I got an email encourage me to boycott Shell and Caltex and buy Petron. This will supposedly force the price of gasoline to go down to P20 or P30 according to the latest email I got. (Wow, this paragraph is original content :-) I don't want to reproduce that chain email here, but I do want to post a few responses that I got from the Internet validating my suspicion that the email is a hoax. Here they are:
Selective boycott of oil firms will work only if...
By Federico D. Pascual Jr.
BOYCOTT FAILS: What ever happened to the idea broached by disgruntled motorists to boycott Shell and Caltex and buy fuel only from Petron or the small players to force the foreign oil giants losing sales to lower their prices and thereby foment a price war? I have asked around and I want to report that, for whatever reasons, the idea apparently has not caught on. Why would it work when most people are not even aware of the action plan? The boycott proponents were mostly campaigning by email in the Internet. And how many motorists have email and Internet?
Read more at ManilaMail.com
The folly of forcing a price war on oil
by Bong Austero
The e-mail that’s currently clogging up networks is yet another hoax entitled Gas Out. It’s a pseudo campaign with a noble objective—to lower prices of oil by forcing a price war with the two major oil companies in the country. It is an e-mail that seems to be generating steam. Friends in the industry have asked me to comment on it since they have noted that many people seem to think that it would work.

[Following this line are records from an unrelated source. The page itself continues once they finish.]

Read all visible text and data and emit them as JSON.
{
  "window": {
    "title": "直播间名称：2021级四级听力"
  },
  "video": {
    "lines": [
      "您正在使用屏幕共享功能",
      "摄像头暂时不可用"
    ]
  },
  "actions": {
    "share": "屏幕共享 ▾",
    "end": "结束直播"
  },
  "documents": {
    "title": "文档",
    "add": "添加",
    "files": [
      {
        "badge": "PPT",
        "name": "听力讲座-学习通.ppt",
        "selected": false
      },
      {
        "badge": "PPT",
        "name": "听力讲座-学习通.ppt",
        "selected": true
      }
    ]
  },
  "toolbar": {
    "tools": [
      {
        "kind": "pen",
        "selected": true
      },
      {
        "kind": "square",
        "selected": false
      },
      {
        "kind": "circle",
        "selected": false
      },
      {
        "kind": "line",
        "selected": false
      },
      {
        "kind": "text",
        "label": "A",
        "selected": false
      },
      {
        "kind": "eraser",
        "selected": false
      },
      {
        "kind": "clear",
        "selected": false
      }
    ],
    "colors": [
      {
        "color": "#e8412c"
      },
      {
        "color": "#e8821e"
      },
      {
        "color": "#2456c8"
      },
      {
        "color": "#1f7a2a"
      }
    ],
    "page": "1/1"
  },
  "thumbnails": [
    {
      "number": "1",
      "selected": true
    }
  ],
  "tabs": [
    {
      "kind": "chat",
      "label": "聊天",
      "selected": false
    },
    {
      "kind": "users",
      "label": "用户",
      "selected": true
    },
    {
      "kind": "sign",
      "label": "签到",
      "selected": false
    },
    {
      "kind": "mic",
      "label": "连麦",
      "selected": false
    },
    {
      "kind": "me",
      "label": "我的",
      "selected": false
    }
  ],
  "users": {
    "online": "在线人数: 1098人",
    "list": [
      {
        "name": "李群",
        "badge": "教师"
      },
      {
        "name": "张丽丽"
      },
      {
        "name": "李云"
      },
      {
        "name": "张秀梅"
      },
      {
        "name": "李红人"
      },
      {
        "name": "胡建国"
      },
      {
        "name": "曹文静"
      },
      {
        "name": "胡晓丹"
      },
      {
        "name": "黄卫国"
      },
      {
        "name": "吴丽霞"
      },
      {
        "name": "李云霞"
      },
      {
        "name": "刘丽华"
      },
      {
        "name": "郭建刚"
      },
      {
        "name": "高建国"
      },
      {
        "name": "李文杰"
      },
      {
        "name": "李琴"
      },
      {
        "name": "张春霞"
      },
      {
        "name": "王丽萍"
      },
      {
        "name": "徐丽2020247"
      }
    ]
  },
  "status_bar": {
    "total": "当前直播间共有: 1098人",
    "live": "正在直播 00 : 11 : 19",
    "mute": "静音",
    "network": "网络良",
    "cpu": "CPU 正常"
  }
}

It’s one of those pseudo campaigns with a huge potential to hook people in simply because it perpetuates the truism that many people continue to hold sacrosanct: When people come together in unity, nothing is impossible, even slaying a corporate giant. In this particular case, oil companies. Very few are able to resist the temptation to join something so seemingly righteous.
Read more at Manila Standard Today
On boycotts and lower gas prices
posted by Sacha Chua
I received a forwarded e-mail exhorting Filipinos to boycott Shell and Caltex in order to force the two companies to lower their gas prices, and thus affect gas prices everywhere.
Something about that approach strikes me as wrong.
First, it ignores the law of supply and demand. If all the faithful boycotters get their gas from independent gasoline stations (of which there aren't that many, especially along the highways), what's to prevent those gas stations from raising _their_ prices?
Second, it feels like a solution from the wrong side of consumerism. Let me quote a segment from the e-mail:
Read more at Sacha Chua's Wordpress blog